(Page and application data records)

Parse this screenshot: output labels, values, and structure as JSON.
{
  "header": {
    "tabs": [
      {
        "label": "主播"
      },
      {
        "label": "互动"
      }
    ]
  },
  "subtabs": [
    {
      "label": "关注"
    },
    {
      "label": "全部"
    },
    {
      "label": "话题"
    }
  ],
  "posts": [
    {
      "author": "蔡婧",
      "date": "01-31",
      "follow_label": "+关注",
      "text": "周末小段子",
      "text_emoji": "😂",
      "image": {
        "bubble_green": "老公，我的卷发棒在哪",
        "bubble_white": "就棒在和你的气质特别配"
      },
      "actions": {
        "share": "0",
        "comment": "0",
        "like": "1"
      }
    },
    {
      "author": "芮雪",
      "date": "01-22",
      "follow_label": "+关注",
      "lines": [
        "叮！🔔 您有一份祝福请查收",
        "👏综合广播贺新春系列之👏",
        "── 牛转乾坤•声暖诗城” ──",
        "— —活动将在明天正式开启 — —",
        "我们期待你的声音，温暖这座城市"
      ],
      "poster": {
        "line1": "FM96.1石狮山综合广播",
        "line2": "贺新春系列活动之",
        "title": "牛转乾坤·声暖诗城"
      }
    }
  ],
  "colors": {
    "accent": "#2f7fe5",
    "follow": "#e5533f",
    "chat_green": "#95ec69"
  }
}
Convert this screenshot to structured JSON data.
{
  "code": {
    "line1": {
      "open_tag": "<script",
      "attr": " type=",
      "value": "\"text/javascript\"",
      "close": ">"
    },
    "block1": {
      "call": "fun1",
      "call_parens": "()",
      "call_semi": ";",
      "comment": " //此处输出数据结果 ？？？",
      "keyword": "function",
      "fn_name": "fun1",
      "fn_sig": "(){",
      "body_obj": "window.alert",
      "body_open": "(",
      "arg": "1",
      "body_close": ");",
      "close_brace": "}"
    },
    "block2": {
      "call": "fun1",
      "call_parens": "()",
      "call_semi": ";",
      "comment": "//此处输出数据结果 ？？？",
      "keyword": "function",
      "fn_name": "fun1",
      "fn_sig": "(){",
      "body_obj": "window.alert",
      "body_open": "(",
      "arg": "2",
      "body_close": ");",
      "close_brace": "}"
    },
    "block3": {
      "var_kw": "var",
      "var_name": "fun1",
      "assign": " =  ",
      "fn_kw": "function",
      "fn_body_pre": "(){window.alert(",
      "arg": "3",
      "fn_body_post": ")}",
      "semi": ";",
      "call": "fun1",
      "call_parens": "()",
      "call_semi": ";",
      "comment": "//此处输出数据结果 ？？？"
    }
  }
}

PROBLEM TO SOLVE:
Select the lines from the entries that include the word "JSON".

RESULT FOR THIS TASK:
Parse this screenshot: output labels, values, and structure as JSON.
Convert this screenshot to structured JSON data.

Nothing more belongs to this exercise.